This is done through a collaboration of scientists, students, community members, and village leaders who have been working together at the Nunalleq Archaeological Project where scientists have been excavating. Leading the partnership is Quinhagak’s village corporation Qanirtuuq Inc. and Scotland’s University of Aberdeen archaeologist Dr. Richard Knecht who have been working closely together in one of the most important research projects ever undertaken in the Yup’ik culture area of Alaska.
Without this project all of these artifacts could have eventually been lost, damaged, and destroyed.
On August 20, 2015, Dr. Knecht gave a public lecture about the Nunalleq Project at the Kuskokwim Campus. Here are some of his introductory comments.
“We are in Quinhagak on the coastline and the Yup’ik area is really crucial to understanding what is going on in the whole arctic as far as Eskimo/Inuit prehistory. We know very little about it because there has not been that much work.
“It (Nunalleq) is right between high population areas down here in the Aleutians and Kodiak that go back 8,000-9,000 years and the rest of the high arctic where the coastal record only goes back 4,500 years. A lot of mysteries are going to be solved someday by digging in this area, it is really crucial and it is almost unknown.
“As you know the sites here are big, there’s a lot of food, there’s a lot of big populations, people digging sod houses and from the air they look like this on the coastline everywhere you go. There are still massive sites out there that aren’t even dots on the map yet, we haven’t even had a chance to completely survey these coastlines.
“All this amazing archaeological resource here and elsewhere is under threat right now from the combined effects of global warming, especially the melting of the permafrost. Here in North America as well as in Siberia chunks of coastline are breaking off and most of that soil under these coasts is in fact ice. 80% of Barrow’s soil is in fact made of frozen water. So when it melts you get subsidence (sinking), you get rapid undercutting of these coastlines. In some places it has moved back more than a mile and along with that the entire archaeological record that we have is being lost.
“Up in Barrow is the only other salvage archaeology project that is going on right now. We’ve got ours down in Quinhagak and then you’ve got to go all the way north to Barrow where Anne Jensen is working on a site called Walakpa.
“This is what it (Walakpa) looked like in 2013 – see it getting hammered by erosion, same sort of problem. You have some silty soils here that have been thawed out that have the consistency of bread flour. When they’re unprotected by ice, there’s increased storminess, it gets undercut, the sides fall down and the whole thing just folds up like a deck of cards. It’s happening all over the north. That’s in 2013, here it is a year later. You can see how fast these are going. They’re up there now trying to deal with just the remnants of this site – a famous site that has been excavated up there.

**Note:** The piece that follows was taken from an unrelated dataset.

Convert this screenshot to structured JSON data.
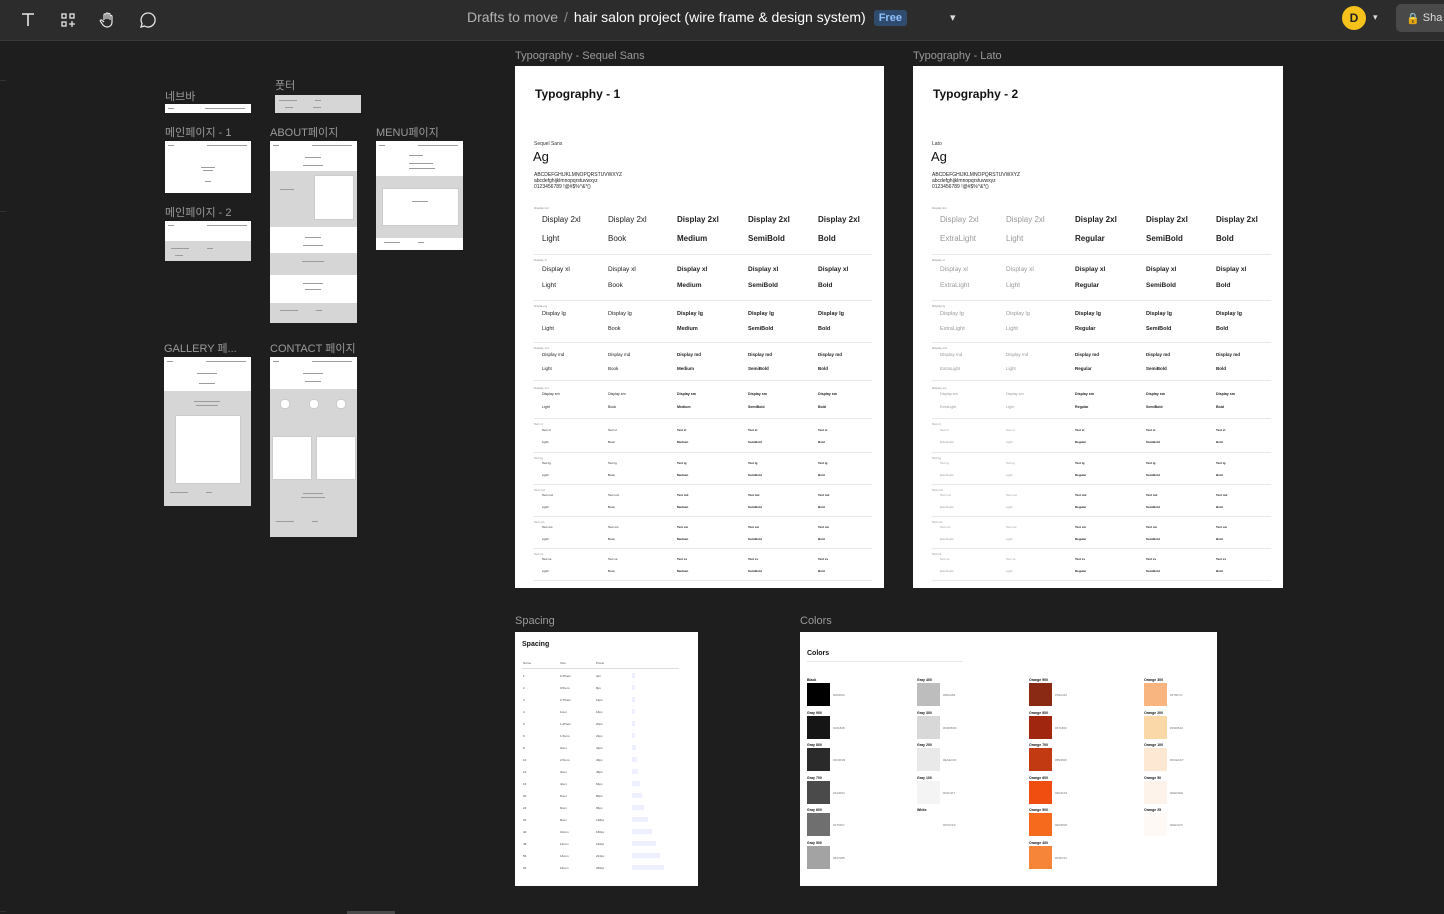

“I don’t need to tell you how low lying this area is which makes it extra susceptible to erosion and loss of permafrost. When the ice melts the whole land sinks and the relative sea level rises and that makes erosion even worse – anyone along the coast can tell you that.”
The permafrost soils at the Nunalleq site have preserved an amazing assemblage of 500 year old artifacts including complete Yup’ik masks and baskets, clay pots and lamps, bentwood bowls and boxes, carving tools, harpoons, fishing lures, earrings and labrets, and human and animal figurines have all been rescued from the eroding coastal site since the project began.
The collection, which belongs to the people of Quinhagak, now numbers over 20,000 pieces. They are a testament to the incredible resilience of the Yup’ik people.
We hope to continue with Dr. Knecht’s lecture in a future edition of The Delta Discovery, quyana!